|Data Sources||API monitoring, Process monitoring, System calls|
|Asset||Control Server, Data Historian, Field Controller/RTU/PLC/IED, Human-Machine Interface, Input/Output Server, Safety Instrumented System/Protection Relay|
Adversaries may directly interact with the native OS application programming interface (API) to access system functions. Native APIs provide a controlled means of calling low-level OS services within the kernel, such as those involving hardware/devices, memory, and processes.1 These native APIs are leveraged by the OS during system boot (when other system components are not yet initialized) as well as carrying out tasks and requests during routine operations.
Functionality provided by native APIs are often also exposed to user-mode applications via interfaces and libraries.
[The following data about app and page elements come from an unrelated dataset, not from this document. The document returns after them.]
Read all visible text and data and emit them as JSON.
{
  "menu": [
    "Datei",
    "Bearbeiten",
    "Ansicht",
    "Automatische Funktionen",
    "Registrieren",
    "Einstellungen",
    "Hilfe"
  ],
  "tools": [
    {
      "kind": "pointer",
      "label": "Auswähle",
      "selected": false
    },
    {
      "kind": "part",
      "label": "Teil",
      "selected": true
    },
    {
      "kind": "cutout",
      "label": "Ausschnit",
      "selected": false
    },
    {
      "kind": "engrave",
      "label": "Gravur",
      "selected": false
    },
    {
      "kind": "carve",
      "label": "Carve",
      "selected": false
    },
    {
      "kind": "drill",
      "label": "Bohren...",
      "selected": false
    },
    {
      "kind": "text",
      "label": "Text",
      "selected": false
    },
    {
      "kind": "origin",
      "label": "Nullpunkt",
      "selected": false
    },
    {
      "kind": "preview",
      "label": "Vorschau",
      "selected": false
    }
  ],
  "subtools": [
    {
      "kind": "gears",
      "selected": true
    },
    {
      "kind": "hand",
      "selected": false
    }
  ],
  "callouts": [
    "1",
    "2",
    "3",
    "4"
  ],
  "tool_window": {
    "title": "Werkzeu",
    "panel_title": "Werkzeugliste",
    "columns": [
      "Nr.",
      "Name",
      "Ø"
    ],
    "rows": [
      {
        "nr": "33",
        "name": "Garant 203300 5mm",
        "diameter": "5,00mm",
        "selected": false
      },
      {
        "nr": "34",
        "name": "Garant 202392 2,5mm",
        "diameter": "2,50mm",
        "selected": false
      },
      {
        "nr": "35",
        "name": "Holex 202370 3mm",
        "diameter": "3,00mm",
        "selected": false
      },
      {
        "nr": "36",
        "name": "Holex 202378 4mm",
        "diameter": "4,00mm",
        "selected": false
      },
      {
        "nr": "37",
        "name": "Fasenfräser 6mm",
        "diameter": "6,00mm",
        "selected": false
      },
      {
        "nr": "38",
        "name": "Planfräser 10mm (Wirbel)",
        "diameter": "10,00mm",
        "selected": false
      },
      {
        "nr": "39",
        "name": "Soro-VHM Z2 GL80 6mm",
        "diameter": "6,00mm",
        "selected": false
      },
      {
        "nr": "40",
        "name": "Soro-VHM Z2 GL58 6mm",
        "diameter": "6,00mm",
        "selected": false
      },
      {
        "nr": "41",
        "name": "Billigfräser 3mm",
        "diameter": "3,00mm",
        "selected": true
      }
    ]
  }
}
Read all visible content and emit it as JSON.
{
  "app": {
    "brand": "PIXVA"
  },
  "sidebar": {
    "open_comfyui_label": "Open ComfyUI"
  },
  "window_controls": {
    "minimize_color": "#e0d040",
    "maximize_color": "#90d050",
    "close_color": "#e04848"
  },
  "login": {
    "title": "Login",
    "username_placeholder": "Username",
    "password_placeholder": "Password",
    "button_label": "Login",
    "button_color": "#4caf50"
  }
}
For example, functions such as memcpy and direct operations on memory registers can be used to modify user and system memory space.
- PLC-Blaster uses the system function blocks TCON and TDISCON to initiate and destroy TCP connections to arbitrary systems. Buffers may be sent and received on these connections with TRCV und TSEND system function blocks.2
- Stuxnet calls system function blocks which are part of the operating system running on the PLC. They’re used to execute system tasks, such as reading the system clock (SFC1) and generating data blocks on the fly.3
- Triton's imain.bin payload takes commands from the TsHi.ExplReadRam(Ex), TsHi.ExplWriteRam(Ex) and TsHi.ExplExec functions to perform operations on controller memory and registers using syscalls written in PowerPC shellcode.4
- Execution Prevention - Minimize the exposure of API calls that allow the execution of code.